Among congeners outside of the Brahmaputra River drainage, the color pattern of B. merianiensis is most similar to B. affinis (from the Irrawaddy, Sittang and Ataran River drainages in Myanmar) and B. tigrinus (from the Mae Klong River drainage in western Thailand). However, B. merianiensis can be distinguished from both species in having a shorter adipose-fin base (16.9–22.2% SL vs. 23.9–29.1). The appressed dorsal fin in B. merianiensis also does not reach (vs. overlapping in B. affinis) the anterior origin of the adipose fin. Batasio merianiensis further differs from B. tigrinus in having a more slender body (depth at anus 15.2–18.4% SL vs. 18.4–20.8).
Batasio batasio: CAS-SU 34847 (3), 58.2–69.0 mm SL; India: West Bengal, Mahananda River at Siliguri. UMMZ 209009 (1), 54.8mm SL; Bangladesh: Chittagong, Koilla Khal (creek), 9.7km E of Feni-Chittagong highway on road to Ramgarh, 22°55’N & 91°36’E. ZRC 40570 (10), 53.4–67.8mm SL; India: Assam, Dibrugarh.
B. fasciolatus: UMMZ 244798 (holotype), 67.0mm SL; UMMZ 244799 (1 paratype), 70.6mm SL; India: West Bengal, market at Malbazar, 26°32’30”N & 88°44’17’’E. BMNH 19184.108.40.206 (1 paratype), 50.1mm SL; India: West Bengal, Balason River at Digana, near Panighata, 20km from Siliguri. UMMZ 244797 (1 paratype), 57.5mm SL; India: West Bengal, Tista River at Tista barrage, 26°45’10”N & 88°34’11”E.
B. tengana: UMMZ 244796 (neotype), 43.4 mm SL; India: West Bengal, Tista River at Tista barrage; 26°45’10”N & 88°34’11”E. KU 28534 (1), 31.5 mm SL; KU 35240 (5), 30.4–39.4 mm SL; KU 35256, 53.5mm SL; Nepal: Saptari/Sunsari, purchased at Kosi barrage, 26°31’30”N & 86°56’00”E. KU 28685 (1), 36.0mm SL; Nepal: Kanchanpur, Chandhar River, confluence of three rivers (Chaudhar, Bahuri, Gobraiya) at Royal Shuklaa Phantaa Wildlife Reserve, 28°43’00”N & 80°12’00”E. OSUS 17365 (2), 35.8–36.6mm SL; Nepal: Nawalparasi, Narayani River at Toadi Ghat. OSUS 15812 (2), 43.8–45.9mm SL; Nepal: Nawalparasi, borrow ditch west of Tribeni.
B. spilurus: ZRC 49133 (holotype), 42.0 mm SL; ZRC 50201 (1 paratype), 40.5 mm SL; India: Assam, Dibrugarh district, 27°29’N & 94°54’E.
Additional material examined is listed in Ng (2006), Ng & Kottelat (2007) and Ng (2008).
Chaudhuri, B.L. (1913). Zoological results of the Abor Expedition, 1911–12. XVIII. Fish.

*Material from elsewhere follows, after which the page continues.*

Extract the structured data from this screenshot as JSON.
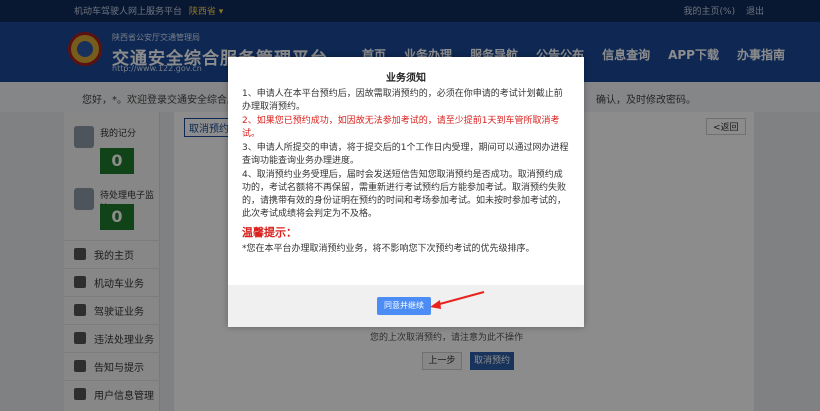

Records of the Indian Museum 8(3): 243–257, Pls. 7-9.
Ferraris, C.J. Jr. (2007). Checklist of catfishes, recent and fossil (Osteichthyes: Siluriformes) and catalogue of siluriform primary types. Zootaxa 1418: 1–628.
Mo, T.-P. (1991). Anatomy, relationships and systematics of the Bagridae (Teleostei: Siluroidei) with a hypothesis of siluroid phylogeny. Theses Zoologicae 17. Koeltz, Koenigstein, 216pp.

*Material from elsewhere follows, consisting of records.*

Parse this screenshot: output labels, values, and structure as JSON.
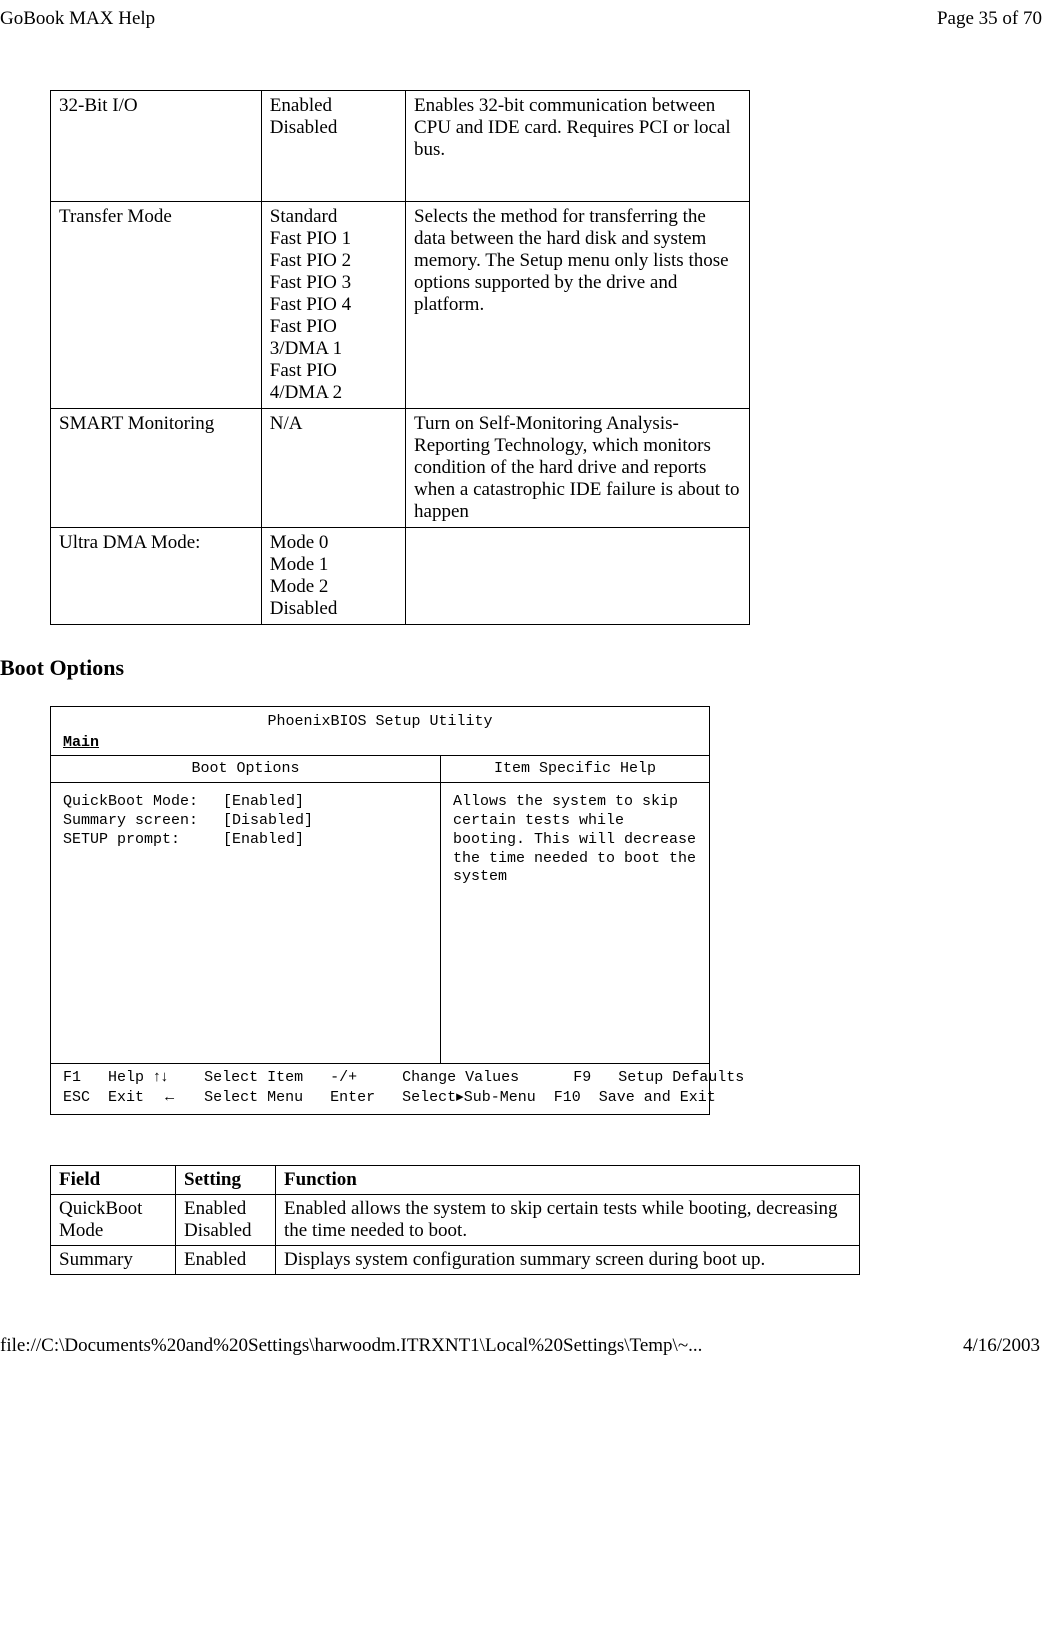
{
  "header": {
    "title": "GoBook MAX Help",
    "page": "Page 35 of 70"
  },
  "table1": {
    "rows": [
      {
        "field": "32-Bit I/O",
        "setting": "Enabled\nDisabled",
        "function": "Enables 32-bit communication between CPU and IDE card.  Requires PCI or local bus."
      },
      {
        "field": "Transfer Mode",
        "setting": "Standard\nFast PIO 1\nFast PIO 2\nFast PIO 3\nFast PIO 4\nFast PIO 3/DMA 1\nFast PIO 4/DMA 2",
        "function": "Selects the method for transferring the data between the hard disk and system memory. The Setup menu only lists those options supported by the drive and platform."
      },
      {
        "field": "SMART Monitoring",
        "setting": "N/A",
        "function": "Turn on Self-Monitoring Analysis-Reporting Technology, which monitors condition of the hard drive and reports when a catastrophic IDE failure is about to happen"
      },
      {
        "field": "Ultra DMA Mode:",
        "setting": "Mode 0\nMode 1\nMode 2\nDisabled",
        "function": ""
      }
    ]
  },
  "section": {
    "heading": "Boot Options"
  },
  "bios": {
    "title": "PhoenixBIOS Setup Utility",
    "main": "Main",
    "left_header": "Boot Options",
    "right_header": "Item Specific Help",
    "settings": [
      {
        "label": "QuickBoot Mode:",
        "value": "[Enabled]"
      },
      {
        "label": "Summary screen:",
        "value": "[Disabled]"
      },
      {
        "label": "SETUP prompt:",
        "value": "[Enabled]"
      }
    ],
    "help_text": "Allows the system to skip certain tests while booting.  This will decrease the time needed to boot the system",
    "footer_line1_a": "F1",
    "footer_line1_b": "Help",
    "footer_line1_c": "Select Item",
    "footer_line1_d": "-/+",
    "footer_line1_e": "Change Values",
    "footer_line1_f": "F9",
    "footer_line1_g": "Setup Defaults",
    "footer_line2_a": "ESC",
    "footer_line2_b": "Exit",
    "footer_line2_c": "Select Menu",
    "footer_line2_d": "Enter",
    "footer_line2_e": "Select",
    "footer_line2_f": "Sub-Menu",
    "footer_line2_g": "F10",
    "footer_line2_h": "Save and Exit"
  },
  "table2": {
    "headers": {
      "h1": "Field",
      "h2": "Setting",
      "h3": "Function"
    },
    "rows": [
      {
        "field": "QuickBoot Mode",
        "setting": "Enabled Disabled",
        "function": "Enabled allows the system to skip certain tests while booting, decreasing the time needed to boot."
      },
      {
        "field": "Summary",
        "setting": "Enabled",
        "function": "Displays system configuration summary screen during boot up."
      }
    ]
  },
  "footer": {
    "path": "file://C:\\Documents%20and%20Settings\\harwoodm.ITRXNT1\\Local%20Settings\\Temp\\~...",
    "date": "4/16/2003"
  }
}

Ng, H.H. (2006). The identity of Batasio tengana (Hamilton, 1822), with the description of two new species of Batasio from north-eastern India (Teleostei: Bagridae). Journal of Fish Biology 68(Supplement A): 101–118.

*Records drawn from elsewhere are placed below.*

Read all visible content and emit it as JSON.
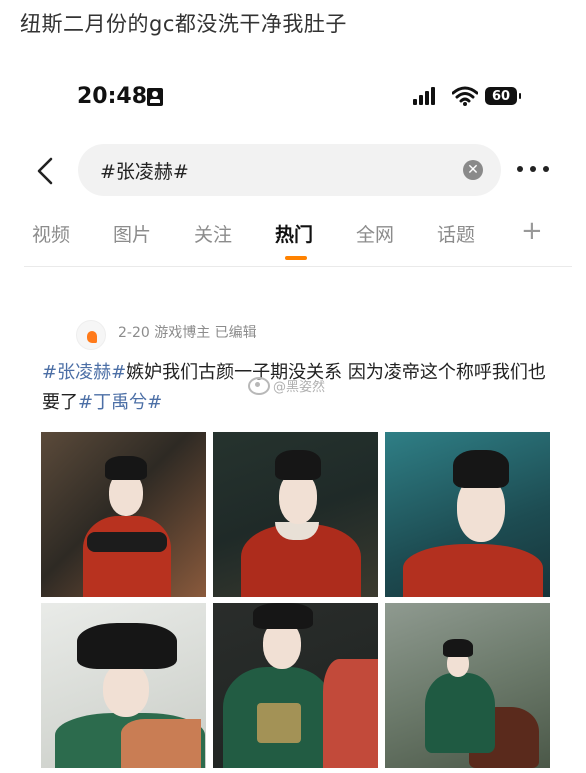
{
  "caption": "纽斯二月份的gc都没洗干净我肚子",
  "status_bar": {
    "time": "20:48",
    "battery": "60"
  },
  "search": {
    "query": "#张凌赫#"
  },
  "tabs": [
    {
      "label": "视频",
      "active": false
    },
    {
      "label": "图片",
      "active": false
    },
    {
      "label": "关注",
      "active": false
    },
    {
      "label": "热门",
      "active": true
    },
    {
      "label": "全网",
      "active": false
    },
    {
      "label": "话题",
      "active": false
    }
  ],
  "tab_add": "+",
  "post": {
    "meta": "2-20  游戏博主  已编辑",
    "hashtag1": "#张凌赫#",
    "text1": "嫉妒我们古颜一子期没关系 因为凌帝这个称呼我们也要了",
    "hashtag2": "#丁禹兮#",
    "watermark": "@黑姿然"
  },
  "photos": [
    {
      "name": "photo-1",
      "theme": "red-robe-studio"
    },
    {
      "name": "photo-2",
      "theme": "red-robe-dark"
    },
    {
      "name": "photo-3",
      "theme": "red-robe-teal"
    },
    {
      "name": "photo-4",
      "theme": "green-robe-snow"
    },
    {
      "name": "photo-5",
      "theme": "green-robe-scarf"
    },
    {
      "name": "photo-6",
      "theme": "green-robe-horse"
    }
  ],
  "colors": {
    "hashtag": "#4c6fa6",
    "tab_indicator": "#ff8200"
  }
}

Ng, H.H. (2008). Batasio procerus, a new species of catfish from northern Myanmar (Siluriformes: Bagridae). Ichthyological Exploration of Freshwaters 19(1): 1–6.
Ng, H. H. & M. Kottelat (2001). A review of the genus Batasio (Teleostei: Bagridae) in Indochina, with the description of B. tigrinus sp. n. from Thailand. Revue Suisse de Zoologie 108(3): 495–511.
Ng, H.H. & M. Kottelat (2007). Batasio feruminatus, a new species of bagrid catfish from Myanmar (Siluriformes: Bagridae), with notes on the identity of B. affinis and B. fluviatilis. Ichthyological Exploration of Freshwaters 18(4): 289–300.